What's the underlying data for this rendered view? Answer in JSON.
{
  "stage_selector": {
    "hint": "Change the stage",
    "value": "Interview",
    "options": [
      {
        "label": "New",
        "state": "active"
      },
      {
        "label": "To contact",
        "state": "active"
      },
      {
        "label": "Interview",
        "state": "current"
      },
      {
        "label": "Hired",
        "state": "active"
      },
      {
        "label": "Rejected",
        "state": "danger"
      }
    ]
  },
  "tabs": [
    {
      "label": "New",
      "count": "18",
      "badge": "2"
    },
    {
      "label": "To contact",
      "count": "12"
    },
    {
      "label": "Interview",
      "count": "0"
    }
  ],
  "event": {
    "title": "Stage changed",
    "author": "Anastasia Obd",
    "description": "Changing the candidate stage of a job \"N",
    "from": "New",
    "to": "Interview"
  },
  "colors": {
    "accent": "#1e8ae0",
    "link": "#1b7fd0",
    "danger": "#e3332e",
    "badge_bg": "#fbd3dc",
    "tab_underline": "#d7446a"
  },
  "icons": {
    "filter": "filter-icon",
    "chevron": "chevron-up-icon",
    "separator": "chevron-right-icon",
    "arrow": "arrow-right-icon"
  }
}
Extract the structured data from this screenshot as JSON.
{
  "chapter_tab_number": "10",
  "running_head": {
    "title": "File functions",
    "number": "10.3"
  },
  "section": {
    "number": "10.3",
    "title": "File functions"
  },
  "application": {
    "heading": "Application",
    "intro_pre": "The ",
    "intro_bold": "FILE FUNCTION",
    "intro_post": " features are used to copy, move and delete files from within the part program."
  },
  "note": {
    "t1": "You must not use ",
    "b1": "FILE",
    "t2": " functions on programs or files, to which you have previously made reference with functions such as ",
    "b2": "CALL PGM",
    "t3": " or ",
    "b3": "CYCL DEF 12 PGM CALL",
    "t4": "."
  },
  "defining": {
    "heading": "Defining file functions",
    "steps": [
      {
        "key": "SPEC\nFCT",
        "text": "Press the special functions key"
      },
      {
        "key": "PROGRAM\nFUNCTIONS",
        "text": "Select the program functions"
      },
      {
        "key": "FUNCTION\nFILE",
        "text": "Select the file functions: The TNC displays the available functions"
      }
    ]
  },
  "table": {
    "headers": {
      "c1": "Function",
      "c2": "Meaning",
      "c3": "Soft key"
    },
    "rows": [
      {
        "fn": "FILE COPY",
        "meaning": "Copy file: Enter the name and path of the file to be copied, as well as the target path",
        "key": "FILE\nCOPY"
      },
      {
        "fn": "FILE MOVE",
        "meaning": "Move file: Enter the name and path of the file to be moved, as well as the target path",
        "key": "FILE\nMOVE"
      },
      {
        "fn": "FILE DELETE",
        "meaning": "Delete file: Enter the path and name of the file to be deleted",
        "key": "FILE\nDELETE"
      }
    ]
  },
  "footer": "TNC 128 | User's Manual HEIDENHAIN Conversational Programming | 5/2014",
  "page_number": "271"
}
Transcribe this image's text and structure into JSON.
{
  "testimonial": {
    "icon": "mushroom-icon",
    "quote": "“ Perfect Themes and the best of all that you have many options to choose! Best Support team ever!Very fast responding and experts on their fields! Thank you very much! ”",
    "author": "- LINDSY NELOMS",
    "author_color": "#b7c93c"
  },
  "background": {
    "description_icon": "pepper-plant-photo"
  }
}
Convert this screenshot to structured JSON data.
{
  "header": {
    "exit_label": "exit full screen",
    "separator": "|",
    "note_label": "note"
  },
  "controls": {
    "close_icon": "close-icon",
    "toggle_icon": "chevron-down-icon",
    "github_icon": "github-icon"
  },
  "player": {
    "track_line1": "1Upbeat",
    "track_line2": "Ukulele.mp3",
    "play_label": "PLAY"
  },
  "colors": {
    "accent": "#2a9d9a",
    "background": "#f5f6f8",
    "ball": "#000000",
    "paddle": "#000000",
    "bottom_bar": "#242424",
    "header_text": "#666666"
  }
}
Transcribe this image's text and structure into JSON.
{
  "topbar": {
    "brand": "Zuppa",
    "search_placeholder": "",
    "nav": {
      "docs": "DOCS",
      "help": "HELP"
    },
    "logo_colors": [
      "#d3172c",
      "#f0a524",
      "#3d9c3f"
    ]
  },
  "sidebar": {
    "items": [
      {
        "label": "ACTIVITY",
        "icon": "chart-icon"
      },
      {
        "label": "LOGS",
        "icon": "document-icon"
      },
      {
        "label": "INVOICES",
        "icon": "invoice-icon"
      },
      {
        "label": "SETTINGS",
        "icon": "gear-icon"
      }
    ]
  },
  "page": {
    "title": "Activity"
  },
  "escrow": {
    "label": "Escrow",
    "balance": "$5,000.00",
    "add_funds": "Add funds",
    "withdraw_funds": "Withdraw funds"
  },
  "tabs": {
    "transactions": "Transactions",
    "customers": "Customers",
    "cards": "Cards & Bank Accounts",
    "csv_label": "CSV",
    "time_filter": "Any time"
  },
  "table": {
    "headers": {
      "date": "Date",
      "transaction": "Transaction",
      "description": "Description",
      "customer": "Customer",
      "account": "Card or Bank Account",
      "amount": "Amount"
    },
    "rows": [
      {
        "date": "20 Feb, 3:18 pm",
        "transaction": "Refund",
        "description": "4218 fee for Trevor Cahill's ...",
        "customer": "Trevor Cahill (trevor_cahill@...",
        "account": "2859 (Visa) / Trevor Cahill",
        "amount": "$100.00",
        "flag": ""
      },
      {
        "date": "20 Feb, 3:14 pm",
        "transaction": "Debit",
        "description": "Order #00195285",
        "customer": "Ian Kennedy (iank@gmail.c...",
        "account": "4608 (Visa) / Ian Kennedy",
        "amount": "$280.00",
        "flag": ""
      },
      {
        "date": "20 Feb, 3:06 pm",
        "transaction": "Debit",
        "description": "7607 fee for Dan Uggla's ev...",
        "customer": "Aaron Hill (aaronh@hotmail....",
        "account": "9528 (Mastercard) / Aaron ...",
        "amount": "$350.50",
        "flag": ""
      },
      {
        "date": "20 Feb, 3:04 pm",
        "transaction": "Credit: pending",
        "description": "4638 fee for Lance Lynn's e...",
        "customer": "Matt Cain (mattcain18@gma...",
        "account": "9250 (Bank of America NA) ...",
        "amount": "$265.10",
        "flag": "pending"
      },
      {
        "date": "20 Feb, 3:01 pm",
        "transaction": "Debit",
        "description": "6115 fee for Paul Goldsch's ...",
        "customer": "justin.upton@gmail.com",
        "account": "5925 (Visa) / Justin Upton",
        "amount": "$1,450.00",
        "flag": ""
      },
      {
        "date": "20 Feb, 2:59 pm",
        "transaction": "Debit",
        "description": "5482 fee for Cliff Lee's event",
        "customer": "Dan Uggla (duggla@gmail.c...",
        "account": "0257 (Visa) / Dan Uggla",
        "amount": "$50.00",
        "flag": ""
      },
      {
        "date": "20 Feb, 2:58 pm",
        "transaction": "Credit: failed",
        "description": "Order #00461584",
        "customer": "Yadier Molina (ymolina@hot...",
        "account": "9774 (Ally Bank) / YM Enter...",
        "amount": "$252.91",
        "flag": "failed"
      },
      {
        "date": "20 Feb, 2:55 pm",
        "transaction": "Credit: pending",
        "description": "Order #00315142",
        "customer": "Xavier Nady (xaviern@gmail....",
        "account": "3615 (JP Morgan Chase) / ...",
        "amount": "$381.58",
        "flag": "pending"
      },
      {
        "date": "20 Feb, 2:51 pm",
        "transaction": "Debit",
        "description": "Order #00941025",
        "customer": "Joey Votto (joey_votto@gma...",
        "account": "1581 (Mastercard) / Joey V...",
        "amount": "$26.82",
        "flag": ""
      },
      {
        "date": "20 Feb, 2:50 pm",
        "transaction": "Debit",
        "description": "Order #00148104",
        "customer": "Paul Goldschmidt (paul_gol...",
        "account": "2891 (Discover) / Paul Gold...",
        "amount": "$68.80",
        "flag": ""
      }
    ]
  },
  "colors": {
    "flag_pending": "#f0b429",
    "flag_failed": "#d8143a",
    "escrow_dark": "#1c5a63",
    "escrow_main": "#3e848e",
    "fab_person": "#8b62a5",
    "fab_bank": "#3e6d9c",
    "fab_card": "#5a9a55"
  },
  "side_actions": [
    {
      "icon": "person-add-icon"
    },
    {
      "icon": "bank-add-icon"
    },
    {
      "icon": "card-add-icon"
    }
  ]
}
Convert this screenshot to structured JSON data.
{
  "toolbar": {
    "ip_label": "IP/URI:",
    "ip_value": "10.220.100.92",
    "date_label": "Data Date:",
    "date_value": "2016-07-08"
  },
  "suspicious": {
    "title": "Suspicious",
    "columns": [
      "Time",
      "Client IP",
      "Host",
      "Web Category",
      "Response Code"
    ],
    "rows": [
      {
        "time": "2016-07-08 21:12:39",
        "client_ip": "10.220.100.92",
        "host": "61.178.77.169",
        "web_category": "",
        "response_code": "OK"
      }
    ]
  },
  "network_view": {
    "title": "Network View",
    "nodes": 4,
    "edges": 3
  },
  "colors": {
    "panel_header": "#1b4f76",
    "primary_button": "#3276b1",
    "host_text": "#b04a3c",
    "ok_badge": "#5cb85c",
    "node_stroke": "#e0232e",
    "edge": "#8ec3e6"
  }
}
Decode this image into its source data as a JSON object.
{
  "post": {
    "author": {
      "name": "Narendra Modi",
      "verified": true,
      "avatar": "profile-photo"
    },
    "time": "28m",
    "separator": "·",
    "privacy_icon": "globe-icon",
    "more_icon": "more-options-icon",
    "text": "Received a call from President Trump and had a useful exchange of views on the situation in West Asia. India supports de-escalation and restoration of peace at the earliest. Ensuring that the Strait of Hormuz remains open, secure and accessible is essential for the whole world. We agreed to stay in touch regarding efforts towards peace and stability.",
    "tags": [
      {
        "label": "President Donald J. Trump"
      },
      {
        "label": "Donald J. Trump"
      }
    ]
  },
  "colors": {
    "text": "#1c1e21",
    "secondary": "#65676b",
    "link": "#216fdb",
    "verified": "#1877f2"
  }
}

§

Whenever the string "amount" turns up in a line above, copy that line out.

      "amount": "Amount"
        "amount": "$100.00",
        "amount": "$280.00",
        "amount": "$350.50",
        "amount": "$265.10",
        "amount": "$1,450.00",
        "amount": "$50.00",
        "amount": "$252.91",
        "amount": "$381.58",
        "amount": "$26.82",
        "amount": "$68.80",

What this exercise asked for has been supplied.